Then we go into a gothic/baroque world, filled with bells, organs and choirs, and these tunable chimes I made from a deconstructed glockenspiel:
Then a Classical world, dominated by pianos and strings, and an Electronic world filled with textures, rhythms, basslines and melodies created on a modular synth, finally ending up in a futuristic dark magical world full of bass clarinet.
The OST features a broad cross-section of these styles. I had the great pleasure of featuring some of my favourite regular Hidden Orchestra musicians, as well as some new players. Though I am playing more twenty instruments myself – here is a selection of some of them.

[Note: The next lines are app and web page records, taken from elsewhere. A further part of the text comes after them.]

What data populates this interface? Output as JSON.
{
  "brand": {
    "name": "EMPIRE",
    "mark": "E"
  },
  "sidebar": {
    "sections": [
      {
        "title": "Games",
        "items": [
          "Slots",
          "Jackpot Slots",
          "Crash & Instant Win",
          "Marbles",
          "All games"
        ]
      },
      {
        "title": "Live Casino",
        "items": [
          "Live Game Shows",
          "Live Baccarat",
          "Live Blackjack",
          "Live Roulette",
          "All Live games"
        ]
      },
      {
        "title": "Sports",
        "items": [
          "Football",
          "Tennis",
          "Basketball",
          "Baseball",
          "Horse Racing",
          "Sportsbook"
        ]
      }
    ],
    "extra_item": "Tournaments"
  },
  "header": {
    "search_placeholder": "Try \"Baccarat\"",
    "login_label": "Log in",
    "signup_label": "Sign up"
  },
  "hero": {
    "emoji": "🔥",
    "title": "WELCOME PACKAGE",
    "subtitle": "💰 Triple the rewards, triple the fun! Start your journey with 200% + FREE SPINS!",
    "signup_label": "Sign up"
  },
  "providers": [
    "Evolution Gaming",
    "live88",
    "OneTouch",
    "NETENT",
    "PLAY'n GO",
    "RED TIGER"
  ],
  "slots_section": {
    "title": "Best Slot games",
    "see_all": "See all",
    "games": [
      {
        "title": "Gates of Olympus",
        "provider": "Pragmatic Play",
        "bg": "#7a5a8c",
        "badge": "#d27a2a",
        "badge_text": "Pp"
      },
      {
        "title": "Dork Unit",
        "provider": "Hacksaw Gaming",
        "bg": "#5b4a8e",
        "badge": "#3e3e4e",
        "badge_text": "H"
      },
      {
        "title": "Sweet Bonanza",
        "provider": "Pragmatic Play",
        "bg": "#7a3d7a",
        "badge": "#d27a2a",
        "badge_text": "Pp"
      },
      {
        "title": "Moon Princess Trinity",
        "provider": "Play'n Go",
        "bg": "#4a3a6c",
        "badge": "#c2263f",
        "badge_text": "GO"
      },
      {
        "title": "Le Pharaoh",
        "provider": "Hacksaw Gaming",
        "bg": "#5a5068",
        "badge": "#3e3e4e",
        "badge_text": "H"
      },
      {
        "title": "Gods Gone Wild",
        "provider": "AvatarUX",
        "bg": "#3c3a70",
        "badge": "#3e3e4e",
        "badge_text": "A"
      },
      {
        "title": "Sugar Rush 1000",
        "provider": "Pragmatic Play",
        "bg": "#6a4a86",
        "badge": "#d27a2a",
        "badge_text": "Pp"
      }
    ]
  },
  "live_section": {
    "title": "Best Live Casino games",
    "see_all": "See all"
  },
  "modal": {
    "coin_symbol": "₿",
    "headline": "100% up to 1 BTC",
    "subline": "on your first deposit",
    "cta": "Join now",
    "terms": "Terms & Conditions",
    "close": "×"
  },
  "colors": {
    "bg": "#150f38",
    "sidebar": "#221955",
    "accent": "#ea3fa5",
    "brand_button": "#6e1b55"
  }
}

I’m a Classically-trained composer, and self-taught producer, with a wide range of experience in many different musical styles and sound art projects, and so I was able to draw on a lot of different influences and ideas to create a soundtrack which uses multiple genres.
For example, the Classical/Folk technique of ‘canon’ allowed me to take a single short melody and turn it into an infinite composition. This can be heard in a number of electronic tracks featured in the inventor’s futuristic Workshop world, but also the Classical cello piece in the Palace world, called ‘One and One’ on the OST.
This piece is essentially a single rising solo cello line lasting two minutes, which I recorded at three different octave pitches. Every 40 seconds, another layer is triggered – choosing between the three different pitches, silence, and a slightly ornate version of the melody – with the result that you have an infinite cello trio piece that is constantly changing, but uses only a very small amount of raw material.
Another example of a technique I developed for the game, using the incredible FMOD Studio software (primarily designed for creating things like organic-sounding gunshots and atmospheres, but with immense capabilities for reactive music), can be heard in the track ‘Lifting’. The track is based around rippling piano chords – I recorded 15 different chords which the software plays in a random order – and also in three layers of different speeds and pitches (half-speed, normal, double-speed). This is combined with eight different modular synth patterns, four organ chords, and a selection of percussion and beats. On top of all this, there are dozens of different cello melodies, which the software also selects at random.
The randomisation is all within the range of carefully-defined limits and probabilities, which evolve throughout the piece.
So very quickly, you have thousands/millions of different combinations of sounds, harmonies, melodies, and structure – it will always sound like the same identifiable piece of music, but will never be exactly the same twice – much like the experience of going to see a band or musician play live – they play a song you know and love, but part of the joy of the experience is that it might be longer, or have a different beat, or an improvised solo, or a different arrangement.